The role of parents in the emergence of sex differences in children’s play: Interrelations among parental attitudes, parental toy choices, and children’s toy preferences.

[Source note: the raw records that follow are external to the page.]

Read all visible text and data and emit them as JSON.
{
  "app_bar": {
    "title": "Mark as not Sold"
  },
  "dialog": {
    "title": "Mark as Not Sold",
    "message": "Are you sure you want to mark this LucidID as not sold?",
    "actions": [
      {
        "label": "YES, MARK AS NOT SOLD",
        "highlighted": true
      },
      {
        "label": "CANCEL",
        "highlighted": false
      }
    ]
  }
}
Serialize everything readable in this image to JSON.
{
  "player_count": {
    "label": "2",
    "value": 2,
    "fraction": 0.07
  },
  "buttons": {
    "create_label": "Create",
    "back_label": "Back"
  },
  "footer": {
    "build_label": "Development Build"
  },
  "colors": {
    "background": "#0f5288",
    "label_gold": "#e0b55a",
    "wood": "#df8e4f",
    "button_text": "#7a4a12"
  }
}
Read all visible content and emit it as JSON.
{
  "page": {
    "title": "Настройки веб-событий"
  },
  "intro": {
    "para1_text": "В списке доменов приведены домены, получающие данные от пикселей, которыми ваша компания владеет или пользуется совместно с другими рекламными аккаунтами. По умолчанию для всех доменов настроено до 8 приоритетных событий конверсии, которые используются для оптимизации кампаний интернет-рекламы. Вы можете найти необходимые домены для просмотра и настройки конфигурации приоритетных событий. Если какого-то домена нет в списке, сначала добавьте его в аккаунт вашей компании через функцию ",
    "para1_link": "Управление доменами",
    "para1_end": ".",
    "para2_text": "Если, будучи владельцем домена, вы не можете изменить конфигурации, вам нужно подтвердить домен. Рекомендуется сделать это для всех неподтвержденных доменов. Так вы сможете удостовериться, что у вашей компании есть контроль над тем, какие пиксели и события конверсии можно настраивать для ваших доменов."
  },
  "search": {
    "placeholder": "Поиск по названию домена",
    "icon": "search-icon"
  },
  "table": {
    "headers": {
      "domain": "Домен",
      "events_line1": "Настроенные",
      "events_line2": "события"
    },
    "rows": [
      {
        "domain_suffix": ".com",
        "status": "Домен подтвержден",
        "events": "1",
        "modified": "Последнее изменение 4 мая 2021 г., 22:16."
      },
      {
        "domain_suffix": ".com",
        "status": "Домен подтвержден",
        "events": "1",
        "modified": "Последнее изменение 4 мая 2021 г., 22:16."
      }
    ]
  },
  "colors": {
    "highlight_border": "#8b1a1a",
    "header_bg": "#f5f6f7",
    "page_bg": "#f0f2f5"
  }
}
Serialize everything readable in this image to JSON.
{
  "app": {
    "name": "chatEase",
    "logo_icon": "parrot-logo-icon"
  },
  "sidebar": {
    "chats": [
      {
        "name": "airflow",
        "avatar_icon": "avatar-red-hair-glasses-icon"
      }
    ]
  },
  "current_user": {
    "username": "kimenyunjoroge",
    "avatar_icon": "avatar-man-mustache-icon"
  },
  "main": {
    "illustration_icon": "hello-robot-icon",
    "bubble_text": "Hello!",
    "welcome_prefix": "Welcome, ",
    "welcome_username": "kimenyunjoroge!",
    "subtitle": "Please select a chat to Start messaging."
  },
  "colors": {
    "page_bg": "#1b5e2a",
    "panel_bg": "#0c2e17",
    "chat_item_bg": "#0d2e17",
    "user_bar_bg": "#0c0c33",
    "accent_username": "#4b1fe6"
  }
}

Girls and boys tend to play with different toys. In general, girls prefer dolls, domestic toys, and beauty sets more than boys do, whereas boys prefer toy vehicles, construction toys, toy weapons, and sports-related toys more than girls do. Several mechanisms have been suggested to contribute to the development of these sex differences. Much research has focused on the role of parental socialisation finding that parents provide their sons and daughters with access to, and encourage them to play with, different toys. However, although studies consistently find evidence for this differential treatment of sons and daughters, it is unclear what factors might be influencing these parental behaviours. Moreover, although many scholars believe that parental gender-typed socialisation contributes to sex differences in toy preferences, few studies have examined the actual link between parents’ behaviours and their children’s sex-typed play. This dissertation sought to address these gaps. Specifically, it examined the role of parental attitudes in parents’ choices of gender-typed toys for their children. It also explored the link between parental provision of gender-typed toys and children’s sex-typed play. Lastly, it examined sex differences in children’s toy and play behaviours in new cultural contexts. The research was conducted online among primary caregivers of children aged between one and three years in four countries: the United Kingdom (N = 721; 695 mothers, 25 fathers, 1 other relative), Poland (N = 553; 505 mothers, 45 fathers), North Macedonia (N = 267; 250 mothers, 15 fathers, 2 other relatives), and Egypt (N = 196; 165 mothers, 27 fathers, 4 other relatives). Results indicated that parents’ egalitarian/liberal attitudes were significant negative predictors of the extent to which parents’ toy choices (real-life and hypothetical) were gender-typed. However, their predictive power was rather low, especially in the case of real-life choices. Some differences between contexts were observed. Regarding child behaviour, gender-typing in parents’ toy choices was positively predictive of children’s sex-typed toy preferences and play behaviours. The predictive power of toy choice variables was high in the case of toy preferences and low-to-moderate in the case of play behaviours. Few differences between contexts were found. Finally, in all countries, boys and girls differed significantly in their toy and play preferences. Girls had more feminine (or less masculine) toy preferences than boys did, and this effect was very large in all samples. Further, boys displayed more masculine (or less feminine) play behaviours than girls did, and this effect varied from large to very large. Theoretical and methodological implications of these results are discussed.